**Aim of the exercise:**
Write each line out a second time, exactly as shown below.
Data extract Block Start
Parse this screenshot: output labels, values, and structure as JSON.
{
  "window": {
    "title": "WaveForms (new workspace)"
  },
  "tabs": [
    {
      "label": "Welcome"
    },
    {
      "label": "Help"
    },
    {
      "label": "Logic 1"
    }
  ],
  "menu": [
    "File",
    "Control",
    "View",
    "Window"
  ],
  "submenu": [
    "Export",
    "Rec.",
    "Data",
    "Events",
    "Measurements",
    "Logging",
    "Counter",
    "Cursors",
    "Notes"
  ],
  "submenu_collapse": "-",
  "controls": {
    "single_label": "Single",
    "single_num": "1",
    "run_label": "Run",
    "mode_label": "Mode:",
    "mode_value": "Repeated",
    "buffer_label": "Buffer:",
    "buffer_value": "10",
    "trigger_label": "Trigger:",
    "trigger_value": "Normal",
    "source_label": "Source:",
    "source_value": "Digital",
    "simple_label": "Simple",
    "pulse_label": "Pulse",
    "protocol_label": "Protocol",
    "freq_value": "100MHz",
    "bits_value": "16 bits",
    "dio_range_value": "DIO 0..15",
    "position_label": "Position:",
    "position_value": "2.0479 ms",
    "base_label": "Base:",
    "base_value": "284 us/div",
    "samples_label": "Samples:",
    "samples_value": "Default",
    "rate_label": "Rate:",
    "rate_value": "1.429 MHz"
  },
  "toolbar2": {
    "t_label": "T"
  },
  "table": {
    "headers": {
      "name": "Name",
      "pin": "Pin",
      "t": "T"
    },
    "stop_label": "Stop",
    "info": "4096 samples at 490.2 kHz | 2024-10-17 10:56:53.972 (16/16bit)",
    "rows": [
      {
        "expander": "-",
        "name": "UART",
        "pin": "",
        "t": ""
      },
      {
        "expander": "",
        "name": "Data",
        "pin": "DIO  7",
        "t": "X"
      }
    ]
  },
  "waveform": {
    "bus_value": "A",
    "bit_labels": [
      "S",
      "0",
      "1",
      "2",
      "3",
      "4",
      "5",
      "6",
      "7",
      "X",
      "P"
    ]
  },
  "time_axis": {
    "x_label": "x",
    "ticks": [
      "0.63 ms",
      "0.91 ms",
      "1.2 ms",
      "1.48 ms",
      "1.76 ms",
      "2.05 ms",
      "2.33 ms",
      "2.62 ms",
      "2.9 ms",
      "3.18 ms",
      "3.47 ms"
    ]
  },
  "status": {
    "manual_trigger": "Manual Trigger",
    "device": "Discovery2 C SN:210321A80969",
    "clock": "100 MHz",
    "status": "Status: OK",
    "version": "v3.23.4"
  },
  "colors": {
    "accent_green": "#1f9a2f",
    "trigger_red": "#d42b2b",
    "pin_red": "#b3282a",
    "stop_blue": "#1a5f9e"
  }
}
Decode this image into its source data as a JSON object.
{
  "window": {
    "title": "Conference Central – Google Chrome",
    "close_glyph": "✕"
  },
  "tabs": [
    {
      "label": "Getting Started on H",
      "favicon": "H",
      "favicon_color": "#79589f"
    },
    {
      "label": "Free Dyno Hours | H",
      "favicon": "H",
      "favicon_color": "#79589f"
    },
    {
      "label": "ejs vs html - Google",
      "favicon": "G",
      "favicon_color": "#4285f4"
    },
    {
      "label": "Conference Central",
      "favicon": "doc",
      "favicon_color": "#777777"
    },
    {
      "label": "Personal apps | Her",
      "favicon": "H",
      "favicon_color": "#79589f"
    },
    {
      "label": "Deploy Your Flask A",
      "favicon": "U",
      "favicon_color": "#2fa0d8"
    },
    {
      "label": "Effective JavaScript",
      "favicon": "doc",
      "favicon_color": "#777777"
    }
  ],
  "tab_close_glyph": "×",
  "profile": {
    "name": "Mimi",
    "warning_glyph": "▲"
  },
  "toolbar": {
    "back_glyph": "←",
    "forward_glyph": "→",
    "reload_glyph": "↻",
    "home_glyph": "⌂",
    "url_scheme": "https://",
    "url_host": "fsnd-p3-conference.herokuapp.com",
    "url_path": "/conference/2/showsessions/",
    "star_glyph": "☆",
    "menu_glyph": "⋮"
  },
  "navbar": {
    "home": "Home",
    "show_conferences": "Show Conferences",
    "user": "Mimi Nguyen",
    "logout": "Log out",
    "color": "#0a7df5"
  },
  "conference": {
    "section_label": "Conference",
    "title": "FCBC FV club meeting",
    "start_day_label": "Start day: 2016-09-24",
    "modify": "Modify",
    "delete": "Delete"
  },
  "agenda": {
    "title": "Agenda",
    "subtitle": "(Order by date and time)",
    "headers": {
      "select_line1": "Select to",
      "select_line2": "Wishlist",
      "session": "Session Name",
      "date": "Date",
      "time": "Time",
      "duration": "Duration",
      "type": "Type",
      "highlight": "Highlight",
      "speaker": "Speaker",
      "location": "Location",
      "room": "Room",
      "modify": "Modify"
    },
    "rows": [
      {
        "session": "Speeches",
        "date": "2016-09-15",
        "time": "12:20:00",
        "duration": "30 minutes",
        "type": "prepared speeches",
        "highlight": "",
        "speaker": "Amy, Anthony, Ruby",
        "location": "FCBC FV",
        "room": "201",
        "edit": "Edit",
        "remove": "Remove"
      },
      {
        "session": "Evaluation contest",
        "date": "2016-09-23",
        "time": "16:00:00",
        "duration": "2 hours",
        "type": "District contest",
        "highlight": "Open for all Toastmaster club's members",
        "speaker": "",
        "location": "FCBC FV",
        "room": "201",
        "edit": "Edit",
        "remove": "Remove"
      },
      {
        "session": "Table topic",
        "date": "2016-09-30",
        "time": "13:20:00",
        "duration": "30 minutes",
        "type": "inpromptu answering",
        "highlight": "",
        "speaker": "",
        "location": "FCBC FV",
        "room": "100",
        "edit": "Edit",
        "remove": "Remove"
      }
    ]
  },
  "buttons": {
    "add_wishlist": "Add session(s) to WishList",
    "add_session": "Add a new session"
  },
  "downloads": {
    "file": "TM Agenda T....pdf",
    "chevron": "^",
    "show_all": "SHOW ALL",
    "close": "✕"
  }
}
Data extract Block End
**Task output:**
Parse this screenshot: output labels, values, and structure as JSON.
{
  "window": {
    "title": "WaveForms (new workspace)"
  },
  "tabs": [
    {
      "label": "Welcome"
    },
    {
      "label": "Help"
    },
    {
      "label": "Logic 1"
    }
  ],
  "menu": [
    "File",
    "Control",
    "View",
    "Window"
  ],
  "submenu": [
    "Export",
    "Rec.",
    "Data",
    "Events",
    "Measurements",
    "Logging",
    "Counter",
    "Cursors",
    "Notes"
  ],
  "submenu_collapse": "-",
  "controls": {
    "single_label": "Single",
    "single_num": "1",
    "run_label": "Run",
    "mode_label": "Mode:",
    "mode_value": "Repeated",
    "buffer_label": "Buffer:",
    "buffer_value": "10",
    "trigger_label": "Trigger:",
    "trigger_value": "Normal",
    "source_label": "Source:",
    "source_value": "Digital",
    "simple_label": "Simple",
    "pulse_label": "Pulse",
    "protocol_label": "Protocol",
    "freq_value": "100MHz",
    "bits_value": "16 bits",
    "dio_range_value": "DIO 0..15",
    "position_label": "Position:",
    "position_value": "2.0479 ms",
    "base_label": "Base:",
    "base_value": "284 us/div",
    "samples_label": "Samples:",
    "samples_value": "Default",
    "rate_label": "Rate:",
    "rate_value": "1.429 MHz"
  },
  "toolbar2": {
    "t_label": "T"
  },
  "table": {
    "headers": {
      "name": "Name",
      "pin": "Pin",
      "t": "T"
    },
    "stop_label": "Stop",
    "info": "4096 samples at 490.2 kHz | 2024-10-17 10:56:53.972 (16/16bit)",
    "rows": [
      {
        "expander": "-",
        "name": "UART",
        "pin": "",
        "t": ""
      },
      {
        "expander": "",
        "name": "Data",
        "pin": "DIO  7",
        "t": "X"
      }
    ]
  },
  "waveform": {
    "bus_value": "A",
    "bit_labels": [
      "S",
      "0",
      "1",
      "2",
      "3",
      "4",
      "5",
      "6",
      "7",
      "X",
      "P"
    ]
  },
  "time_axis": {
    "x_label": "x",
    "ticks": [
      "0.63 ms",
      "0.91 ms",
      "1.2 ms",
      "1.48 ms",
      "1.76 ms",
      "2.05 ms",
      "2.33 ms",
      "2.62 ms",
      "2.9 ms",
      "3.18 ms",
      "3.47 ms"
    ]
  },
  "status": {
    "manual_trigger": "Manual Trigger",
    "device": "Discovery2 C SN:210321A80969",
    "clock": "100 MHz",
    "status": "Status: OK",
    "version": "v3.23.4"
  },
  "colors": {
    "accent_green": "#1f9a2f",
    "trigger_red": "#d42b2b",
    "pin_red": "#b3282a",
    "stop_blue": "#1a5f9e"
  }
}
Decode this image into its source data as a JSON object.
{
  "window": {
    "title": "Conference Central – Google Chrome",
    "close_glyph": "✕"
  },
  "tabs": [
    {
      "label": "Getting Started on H",
      "favicon": "H",
      "favicon_color": "#79589f"
    },
    {
      "label": "Free Dyno Hours | H",
      "favicon": "H",
      "favicon_color": "#79589f"
    },
    {
      "label": "ejs vs html - Google",
      "favicon": "G",
      "favicon_color": "#4285f4"
    },
    {
      "label": "Conference Central",
      "favicon": "doc",
      "favicon_color": "#777777"
    },
    {
      "label": "Personal apps | Her",
      "favicon": "H",
      "favicon_color": "#79589f"
    },
    {
      "label": "Deploy Your Flask A",
      "favicon": "U",
      "favicon_color": "#2fa0d8"
    },
    {
      "label": "Effective JavaScript",
      "favicon": "doc",
      "favicon_color": "#777777"
    }
  ],
  "tab_close_glyph": "×",
  "profile": {
    "name": "Mimi",
    "warning_glyph": "▲"
  },
  "toolbar": {
    "back_glyph": "←",
    "forward_glyph": "→",
    "reload_glyph": "↻",
    "home_glyph": "⌂",
    "url_scheme": "https://",
    "url_host": "fsnd-p3-conference.herokuapp.com",
    "url_path": "/conference/2/showsessions/",
    "star_glyph": "☆",
    "menu_glyph": "⋮"
  },
  "navbar": {
    "home": "Home",
    "show_conferences": "Show Conferences",
    "user": "Mimi Nguyen",
    "logout": "Log out",
    "color": "#0a7df5"
  },
  "conference": {
    "section_label": "Conference",
    "title": "FCBC FV club meeting",
    "start_day_label": "Start day: 2016-09-24",
    "modify": "Modify",
    "delete": "Delete"
  },
  "agenda": {
    "title": "Agenda",
    "subtitle": "(Order by date and time)",
    "headers": {
      "select_line1": "Select to",
      "select_line2": "Wishlist",
      "session": "Session Name",
      "date": "Date",
      "time": "Time",
      "duration": "Duration",
      "type": "Type",
      "highlight": "Highlight",
      "speaker": "Speaker",
      "location": "Location",
      "room": "Room",
      "modify": "Modify"
    },
    "rows": [
      {
        "session": "Speeches",
        "date": "2016-09-15",
        "time": "12:20:00",
        "duration": "30 minutes",
        "type": "prepared speeches",
        "highlight": "",
        "speaker": "Amy, Anthony, Ruby",
        "location": "FCBC FV",
        "room": "201",
        "edit": "Edit",
        "remove": "Remove"
      },
      {
        "session": "Evaluation contest",
        "date": "2016-09-23",
        "time": "16:00:00",
        "duration": "2 hours",
        "type": "District contest",
        "highlight": "Open for all Toastmaster club's members",
        "speaker": "",
        "location": "FCBC FV",
        "room": "201",
        "edit": "Edit",
        "remove": "Remove"
      },
      {
        "session": "Table topic",
        "date": "2016-09-30",
        "time": "13:20:00",
        "duration": "30 minutes",
        "type": "inpromptu answering",
        "highlight": "",
        "speaker": "",
        "location": "FCBC FV",
        "room": "100",
        "edit": "Edit",
        "remove": "Remove"
      }
    ]
  },
  "buttons": {
    "add_wishlist": "Add session(s) to WishList",
    "add_session": "Add a new session"
  },
  "downloads": {
    "file": "TM Agenda T....pdf",
    "chevron": "^",
    "show_all": "SHOW ALL",
    "close": "✕"
  }
}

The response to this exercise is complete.